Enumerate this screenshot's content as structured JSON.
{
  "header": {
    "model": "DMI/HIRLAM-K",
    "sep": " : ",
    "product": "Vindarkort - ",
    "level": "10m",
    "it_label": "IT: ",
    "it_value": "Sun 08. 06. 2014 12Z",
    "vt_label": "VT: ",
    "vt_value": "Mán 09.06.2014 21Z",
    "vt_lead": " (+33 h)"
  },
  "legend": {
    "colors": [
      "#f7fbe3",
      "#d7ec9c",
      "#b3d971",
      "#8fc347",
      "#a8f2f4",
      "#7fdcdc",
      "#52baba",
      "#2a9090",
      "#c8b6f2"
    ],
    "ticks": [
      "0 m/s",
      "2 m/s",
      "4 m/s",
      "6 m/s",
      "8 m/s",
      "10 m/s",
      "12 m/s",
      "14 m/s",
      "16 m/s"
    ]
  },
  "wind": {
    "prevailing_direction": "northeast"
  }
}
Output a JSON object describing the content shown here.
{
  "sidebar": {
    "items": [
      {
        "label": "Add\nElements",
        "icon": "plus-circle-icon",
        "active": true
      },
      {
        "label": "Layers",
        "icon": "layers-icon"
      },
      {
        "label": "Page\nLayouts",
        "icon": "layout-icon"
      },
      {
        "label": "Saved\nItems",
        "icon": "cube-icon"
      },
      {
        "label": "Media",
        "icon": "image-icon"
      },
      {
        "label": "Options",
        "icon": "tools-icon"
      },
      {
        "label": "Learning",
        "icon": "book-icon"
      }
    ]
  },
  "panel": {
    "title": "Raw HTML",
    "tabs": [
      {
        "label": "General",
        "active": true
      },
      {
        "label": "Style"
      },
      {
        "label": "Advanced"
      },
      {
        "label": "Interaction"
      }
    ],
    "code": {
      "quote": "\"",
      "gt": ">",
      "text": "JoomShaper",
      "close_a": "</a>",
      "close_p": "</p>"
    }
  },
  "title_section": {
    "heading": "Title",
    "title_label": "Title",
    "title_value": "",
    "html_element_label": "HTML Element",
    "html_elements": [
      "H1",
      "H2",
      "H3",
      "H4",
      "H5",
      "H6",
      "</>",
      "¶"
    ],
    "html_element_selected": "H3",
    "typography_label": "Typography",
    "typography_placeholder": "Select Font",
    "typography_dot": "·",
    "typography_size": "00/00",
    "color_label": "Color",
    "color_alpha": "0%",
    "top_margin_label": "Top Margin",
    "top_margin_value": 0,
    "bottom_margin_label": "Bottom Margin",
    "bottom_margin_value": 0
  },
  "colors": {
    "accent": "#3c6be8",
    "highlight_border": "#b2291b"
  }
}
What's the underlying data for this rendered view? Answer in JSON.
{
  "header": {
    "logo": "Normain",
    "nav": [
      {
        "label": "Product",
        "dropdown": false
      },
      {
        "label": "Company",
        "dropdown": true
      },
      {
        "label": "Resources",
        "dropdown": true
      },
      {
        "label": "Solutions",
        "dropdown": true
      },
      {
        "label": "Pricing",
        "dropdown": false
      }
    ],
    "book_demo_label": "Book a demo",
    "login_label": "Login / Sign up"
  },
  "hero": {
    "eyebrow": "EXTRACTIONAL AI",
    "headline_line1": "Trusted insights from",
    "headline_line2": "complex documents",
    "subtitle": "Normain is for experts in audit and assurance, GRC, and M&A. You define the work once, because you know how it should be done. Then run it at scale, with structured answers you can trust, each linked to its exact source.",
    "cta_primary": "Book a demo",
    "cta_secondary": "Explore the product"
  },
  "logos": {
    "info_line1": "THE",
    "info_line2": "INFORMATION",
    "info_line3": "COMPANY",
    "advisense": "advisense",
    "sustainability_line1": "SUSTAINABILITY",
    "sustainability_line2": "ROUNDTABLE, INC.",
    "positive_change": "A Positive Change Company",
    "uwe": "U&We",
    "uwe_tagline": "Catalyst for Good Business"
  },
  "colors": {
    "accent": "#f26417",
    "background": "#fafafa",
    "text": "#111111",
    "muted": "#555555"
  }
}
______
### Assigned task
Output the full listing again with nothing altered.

### Reply
Enumerate this screenshot's content as structured JSON.
{
  "header": {
    "model": "DMI/HIRLAM-K",
    "sep": " : ",
    "product": "Vindarkort - ",
    "level": "10m",
    "it_label": "IT: ",
    "it_value": "Sun 08. 06. 2014 12Z",
    "vt_label": "VT: ",
    "vt_value": "Mán 09.06.2014 21Z",
    "vt_lead": " (+33 h)"
  },
  "legend": {
    "colors": [
      "#f7fbe3",
      "#d7ec9c",
      "#b3d971",
      "#8fc347",
      "#a8f2f4",
      "#7fdcdc",
      "#52baba",
      "#2a9090",
      "#c8b6f2"
    ],
    "ticks": [
      "0 m/s",
      "2 m/s",
      "4 m/s",
      "6 m/s",
      "8 m/s",
      "10 m/s",
      "12 m/s",
      "14 m/s",
      "16 m/s"
    ]
  },
  "wind": {
    "prevailing_direction": "northeast"
  }
}
Output a JSON object describing the content shown here.
{
  "sidebar": {
    "items": [
      {
        "label": "Add\nElements",
        "icon": "plus-circle-icon",
        "active": true
      },
      {
        "label": "Layers",
        "icon": "layers-icon"
      },
      {
        "label": "Page\nLayouts",
        "icon": "layout-icon"
      },
      {
        "label": "Saved\nItems",
        "icon": "cube-icon"
      },
      {
        "label": "Media",
        "icon": "image-icon"
      },
      {
        "label": "Options",
        "icon": "tools-icon"
      },
      {
        "label": "Learning",
        "icon": "book-icon"
      }
    ]
  },
  "panel": {
    "title": "Raw HTML",
    "tabs": [
      {
        "label": "General",
        "active": true
      },
      {
        "label": "Style"
      },
      {
        "label": "Advanced"
      },
      {
        "label": "Interaction"
      }
    ],
    "code": {
      "quote": "\"",
      "gt": ">",
      "text": "JoomShaper",
      "close_a": "</a>",
      "close_p": "</p>"
    }
  },
  "title_section": {
    "heading": "Title",
    "title_label": "Title",
    "title_value": "",
    "html_element_label": "HTML Element",
    "html_elements": [
      "H1",
      "H2",
      "H3",
      "H4",
      "H5",
      "H6",
      "</>",
      "¶"
    ],
    "html_element_selected": "H3",
    "typography_label": "Typography",
    "typography_placeholder": "Select Font",
    "typography_dot": "·",
    "typography_size": "00/00",
    "color_label": "Color",
    "color_alpha": "0%",
    "top_margin_label": "Top Margin",
    "top_margin_value": 0,
    "bottom_margin_label": "Bottom Margin",
    "bottom_margin_value": 0
  },
  "colors": {
    "accent": "#3c6be8",
    "highlight_border": "#b2291b"
  }
}
What's the underlying data for this rendered view? Answer in JSON.
{
  "header": {
    "logo": "Normain",
    "nav": [
      {
        "label": "Product",
        "dropdown": false
      },
      {
        "label": "Company",
        "dropdown": true
      },
      {
        "label": "Resources",
        "dropdown": true
      },
      {
        "label": "Solutions",
        "dropdown": true
      },
      {
        "label": "Pricing",
        "dropdown": false
      }
    ],
    "book_demo_label": "Book a demo",
    "login_label": "Login / Sign up"
  },
  "hero": {
    "eyebrow": "EXTRACTIONAL AI",
    "headline_line1": "Trusted insights from",
    "headline_line2": "complex documents",
    "subtitle": "Normain is for experts in audit and assurance, GRC, and M&A. You define the work once, because you know how it should be done. Then run it at scale, with structured answers you can trust, each linked to its exact source.",
    "cta_primary": "Book a demo",
    "cta_secondary": "Explore the product"
  },
  "logos": {
    "info_line1": "THE",
    "info_line2": "INFORMATION",
    "info_line3": "COMPANY",
    "advisense": "advisense",
    "sustainability_line1": "SUSTAINABILITY",
    "sustainability_line2": "ROUNDTABLE, INC.",
    "positive_change": "A Positive Change Company",
    "uwe": "U&We",
    "uwe_tagline": "Catalyst for Good Business"
  },
  "colors": {
    "accent": "#f26417",
    "background": "#fafafa",
    "text": "#111111",
    "muted": "#555555"
  }
}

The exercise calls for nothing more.